Top of RECORDS

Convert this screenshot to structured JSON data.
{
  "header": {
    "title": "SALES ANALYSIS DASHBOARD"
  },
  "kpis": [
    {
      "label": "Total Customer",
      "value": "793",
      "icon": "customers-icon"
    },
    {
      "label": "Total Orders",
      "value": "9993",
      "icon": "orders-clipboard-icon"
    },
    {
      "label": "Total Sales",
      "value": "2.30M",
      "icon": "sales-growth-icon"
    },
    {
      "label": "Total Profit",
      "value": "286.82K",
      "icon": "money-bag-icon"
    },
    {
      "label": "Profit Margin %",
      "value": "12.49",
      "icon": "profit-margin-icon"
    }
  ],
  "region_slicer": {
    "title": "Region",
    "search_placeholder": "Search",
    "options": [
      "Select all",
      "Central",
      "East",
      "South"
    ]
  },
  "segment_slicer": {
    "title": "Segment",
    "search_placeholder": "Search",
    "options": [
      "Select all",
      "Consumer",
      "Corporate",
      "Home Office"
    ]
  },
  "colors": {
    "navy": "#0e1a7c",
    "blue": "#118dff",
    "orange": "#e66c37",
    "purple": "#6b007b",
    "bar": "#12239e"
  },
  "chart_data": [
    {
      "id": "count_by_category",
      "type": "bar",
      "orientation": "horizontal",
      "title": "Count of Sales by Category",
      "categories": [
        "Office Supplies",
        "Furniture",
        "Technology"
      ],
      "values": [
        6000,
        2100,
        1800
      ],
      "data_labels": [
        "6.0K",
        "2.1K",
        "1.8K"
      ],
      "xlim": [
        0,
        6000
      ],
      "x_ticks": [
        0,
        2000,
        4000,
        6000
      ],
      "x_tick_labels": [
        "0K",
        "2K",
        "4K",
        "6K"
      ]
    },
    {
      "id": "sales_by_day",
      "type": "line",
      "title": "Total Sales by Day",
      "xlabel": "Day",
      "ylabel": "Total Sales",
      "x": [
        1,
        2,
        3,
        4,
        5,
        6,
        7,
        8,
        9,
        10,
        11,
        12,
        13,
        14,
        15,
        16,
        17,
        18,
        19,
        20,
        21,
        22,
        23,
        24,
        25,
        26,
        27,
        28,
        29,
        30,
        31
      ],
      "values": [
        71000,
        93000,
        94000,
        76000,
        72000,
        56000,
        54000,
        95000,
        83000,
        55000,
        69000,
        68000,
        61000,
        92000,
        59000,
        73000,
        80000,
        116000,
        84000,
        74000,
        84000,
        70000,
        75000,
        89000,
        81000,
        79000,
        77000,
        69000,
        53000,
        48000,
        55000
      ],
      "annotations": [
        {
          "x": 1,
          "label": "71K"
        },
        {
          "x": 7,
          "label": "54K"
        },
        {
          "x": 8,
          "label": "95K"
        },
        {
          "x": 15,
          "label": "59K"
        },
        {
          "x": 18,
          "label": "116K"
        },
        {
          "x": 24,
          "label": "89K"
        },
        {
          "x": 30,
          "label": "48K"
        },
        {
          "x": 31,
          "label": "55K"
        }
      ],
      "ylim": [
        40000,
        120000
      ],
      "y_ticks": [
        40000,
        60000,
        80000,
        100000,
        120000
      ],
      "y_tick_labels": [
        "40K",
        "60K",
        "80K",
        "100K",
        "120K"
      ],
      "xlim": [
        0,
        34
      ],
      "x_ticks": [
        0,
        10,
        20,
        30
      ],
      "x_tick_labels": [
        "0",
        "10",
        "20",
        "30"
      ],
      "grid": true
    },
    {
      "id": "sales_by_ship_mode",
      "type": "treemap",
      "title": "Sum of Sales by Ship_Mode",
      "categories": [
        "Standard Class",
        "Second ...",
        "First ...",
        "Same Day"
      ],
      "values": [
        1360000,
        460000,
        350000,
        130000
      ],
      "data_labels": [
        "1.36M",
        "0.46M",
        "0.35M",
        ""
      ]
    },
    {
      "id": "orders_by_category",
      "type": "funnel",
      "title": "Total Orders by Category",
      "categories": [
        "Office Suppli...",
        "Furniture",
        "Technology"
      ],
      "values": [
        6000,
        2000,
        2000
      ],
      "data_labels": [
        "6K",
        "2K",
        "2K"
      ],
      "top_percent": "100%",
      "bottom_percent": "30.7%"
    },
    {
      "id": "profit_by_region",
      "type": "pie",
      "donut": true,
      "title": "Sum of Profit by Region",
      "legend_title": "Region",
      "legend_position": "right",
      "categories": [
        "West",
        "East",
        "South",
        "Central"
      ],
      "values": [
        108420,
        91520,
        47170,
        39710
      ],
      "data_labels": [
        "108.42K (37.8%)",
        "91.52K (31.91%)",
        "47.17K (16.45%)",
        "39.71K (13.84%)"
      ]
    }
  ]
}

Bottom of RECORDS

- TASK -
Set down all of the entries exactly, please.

- OUTPUT -
Convert this screenshot to structured JSON data.
{
  "header": {
    "title": "SALES ANALYSIS DASHBOARD"
  },
  "kpis": [
    {
      "label": "Total Customer",
      "value": "793",
      "icon": "customers-icon"
    },
    {
      "label": "Total Orders",
      "value": "9993",
      "icon": "orders-clipboard-icon"
    },
    {
      "label": "Total Sales",
      "value": "2.30M",
      "icon": "sales-growth-icon"
    },
    {
      "label": "Total Profit",
      "value": "286.82K",
      "icon": "money-bag-icon"
    },
    {
      "label": "Profit Margin %",
      "value": "12.49",
      "icon": "profit-margin-icon"
    }
  ],
  "region_slicer": {
    "title": "Region",
    "search_placeholder": "Search",
    "options": [
      "Select all",
      "Central",
      "East",
      "South"
    ]
  },
  "segment_slicer": {
    "title": "Segment",
    "search_placeholder": "Search",
    "options": [
      "Select all",
      "Consumer",
      "Corporate",
      "Home Office"
    ]
  },
  "colors": {
    "navy": "#0e1a7c",
    "blue": "#118dff",
    "orange": "#e66c37",
    "purple": "#6b007b",
    "bar": "#12239e"
  },
  "chart_data": [
    {
      "id": "count_by_category",
      "type": "bar",
      "orientation": "horizontal",
      "title": "Count of Sales by Category",
      "categories": [
        "Office Supplies",
        "Furniture",
        "Technology"
      ],
      "values": [
        6000,
        2100,
        1800
      ],
      "data_labels": [
        "6.0K",
        "2.1K",
        "1.8K"
      ],
      "xlim": [
        0,
        6000
      ],
      "x_ticks": [
        0,
        2000,
        4000,
        6000
      ],
      "x_tick_labels": [
        "0K",
        "2K",
        "4K",
        "6K"
      ]
    },
    {
      "id": "sales_by_day",
      "type": "line",
      "title": "Total Sales by Day",
      "xlabel": "Day",
      "ylabel": "Total Sales",
      "x": [
        1,
        2,
        3,
        4,
        5,
        6,
        7,
        8,
        9,
        10,
        11,
        12,
        13,
        14,
        15,
        16,
        17,
        18,
        19,
        20,
        21,
        22,
        23,
        24,
        25,
        26,
        27,
        28,
        29,
        30,
        31
      ],
      "values": [
        71000,
        93000,
        94000,
        76000,
        72000,
        56000,
        54000,
        95000,
        83000,
        55000,
        69000,
        68000,
        61000,
        92000,
        59000,
        73000,
        80000,
        116000,
        84000,
        74000,
        84000,
        70000,
        75000,
        89000,
        81000,
        79000,
        77000,
        69000,
        53000,
        48000,
        55000
      ],
      "annotations": [
        {
          "x": 1,
          "label": "71K"
        },
        {
          "x": 7,
          "label": "54K"
        },
        {
          "x": 8,
          "label": "95K"
        },
        {
          "x": 15,
          "label": "59K"
        },
        {
          "x": 18,
          "label": "116K"
        },
        {
          "x": 24,
          "label": "89K"
        },
        {
          "x": 30,
          "label": "48K"
        },
        {
          "x": 31,
          "label": "55K"
        }
      ],
      "ylim": [
        40000,
        120000
      ],
      "y_ticks": [
        40000,
        60000,
        80000,
        100000,
        120000
      ],
      "y_tick_labels": [
        "40K",
        "60K",
        "80K",
        "100K",
        "120K"
      ],
      "xlim": [
        0,
        34
      ],
      "x_ticks": [
        0,
        10,
        20,
        30
      ],
      "x_tick_labels": [
        "0",
        "10",
        "20",
        "30"
      ],
      "grid": true
    },
    {
      "id": "sales_by_ship_mode",
      "type": "treemap",
      "title": "Sum of Sales by Ship_Mode",
      "categories": [
        "Standard Class",
        "Second ...",
        "First ...",
        "Same Day"
      ],
      "values": [
        1360000,
        460000,
        350000,
        130000
      ],
      "data_labels": [
        "1.36M",
        "0.46M",
        "0.35M",
        ""
      ]
    },
    {
      "id": "orders_by_category",
      "type": "funnel",
      "title": "Total Orders by Category",
      "categories": [
        "Office Suppli...",
        "Furniture",
        "Technology"
      ],
      "values": [
        6000,
        2000,
        2000
      ],
      "data_labels": [
        "6K",
        "2K",
        "2K"
      ],
      "top_percent": "100%",
      "bottom_percent": "30.7%"
    },
    {
      "id": "profit_by_region",
      "type": "pie",
      "donut": true,
      "title": "Sum of Profit by Region",
      "legend_title": "Region",
      "legend_position": "right",
      "categories": [
        "West",
        "East",
        "South",
        "Central"
      ],
      "values": [
        108420,
        91520,
        47170,
        39710
      ],
      "data_labels": [
        "108.42K (37.8%)",
        "91.52K (31.91%)",
        "47.17K (16.45%)",
        "39.71K (13.84%)"
      ]
    }
  ]
}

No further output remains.